Entries from a dataset of interfaces.
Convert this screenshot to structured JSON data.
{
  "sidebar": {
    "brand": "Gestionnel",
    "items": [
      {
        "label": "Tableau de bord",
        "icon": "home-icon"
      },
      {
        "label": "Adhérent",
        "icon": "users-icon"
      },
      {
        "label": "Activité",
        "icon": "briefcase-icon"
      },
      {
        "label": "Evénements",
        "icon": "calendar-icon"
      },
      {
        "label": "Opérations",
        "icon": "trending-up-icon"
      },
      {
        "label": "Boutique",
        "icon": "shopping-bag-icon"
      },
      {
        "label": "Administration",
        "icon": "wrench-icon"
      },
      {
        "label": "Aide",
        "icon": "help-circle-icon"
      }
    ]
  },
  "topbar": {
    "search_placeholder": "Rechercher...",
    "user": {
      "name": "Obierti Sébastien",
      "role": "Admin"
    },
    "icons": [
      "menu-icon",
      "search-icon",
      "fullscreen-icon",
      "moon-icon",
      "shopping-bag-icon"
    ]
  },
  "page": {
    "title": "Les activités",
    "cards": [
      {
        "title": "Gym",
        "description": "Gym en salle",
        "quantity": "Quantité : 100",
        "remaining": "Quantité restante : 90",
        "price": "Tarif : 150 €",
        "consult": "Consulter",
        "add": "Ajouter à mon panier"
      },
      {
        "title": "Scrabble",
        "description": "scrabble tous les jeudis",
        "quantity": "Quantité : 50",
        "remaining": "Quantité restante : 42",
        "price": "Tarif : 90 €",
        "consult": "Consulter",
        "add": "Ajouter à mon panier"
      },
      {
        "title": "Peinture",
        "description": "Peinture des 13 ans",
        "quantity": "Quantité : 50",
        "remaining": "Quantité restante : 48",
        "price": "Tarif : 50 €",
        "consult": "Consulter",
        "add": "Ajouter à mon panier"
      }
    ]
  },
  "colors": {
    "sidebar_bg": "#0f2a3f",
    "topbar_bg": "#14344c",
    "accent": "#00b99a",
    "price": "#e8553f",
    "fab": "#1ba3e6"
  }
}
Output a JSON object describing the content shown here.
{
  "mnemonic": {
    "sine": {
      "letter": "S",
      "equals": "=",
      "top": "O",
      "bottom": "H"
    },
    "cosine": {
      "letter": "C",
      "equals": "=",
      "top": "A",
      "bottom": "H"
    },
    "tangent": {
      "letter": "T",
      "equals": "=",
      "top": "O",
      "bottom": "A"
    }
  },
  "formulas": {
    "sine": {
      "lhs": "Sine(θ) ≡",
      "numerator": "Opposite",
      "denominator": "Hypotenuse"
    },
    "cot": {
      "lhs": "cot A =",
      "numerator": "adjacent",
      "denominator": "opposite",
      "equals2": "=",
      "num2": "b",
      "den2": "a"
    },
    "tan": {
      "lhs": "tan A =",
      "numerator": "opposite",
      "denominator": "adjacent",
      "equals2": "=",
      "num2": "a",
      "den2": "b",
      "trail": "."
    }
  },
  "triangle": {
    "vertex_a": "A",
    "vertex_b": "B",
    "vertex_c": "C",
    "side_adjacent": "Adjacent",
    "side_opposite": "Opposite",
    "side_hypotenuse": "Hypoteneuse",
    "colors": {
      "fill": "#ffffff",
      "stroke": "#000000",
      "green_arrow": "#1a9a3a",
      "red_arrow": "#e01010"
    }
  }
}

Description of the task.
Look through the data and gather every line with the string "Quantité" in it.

Output below.
        "quantity": "Quantité : 100",
        "remaining": "Quantité restante : 90",
        "quantity": "Quantité : 50",
        "remaining": "Quantité restante : 42",
        "quantity": "Quantité : 50",
        "remaining": "Quantité restante : 48",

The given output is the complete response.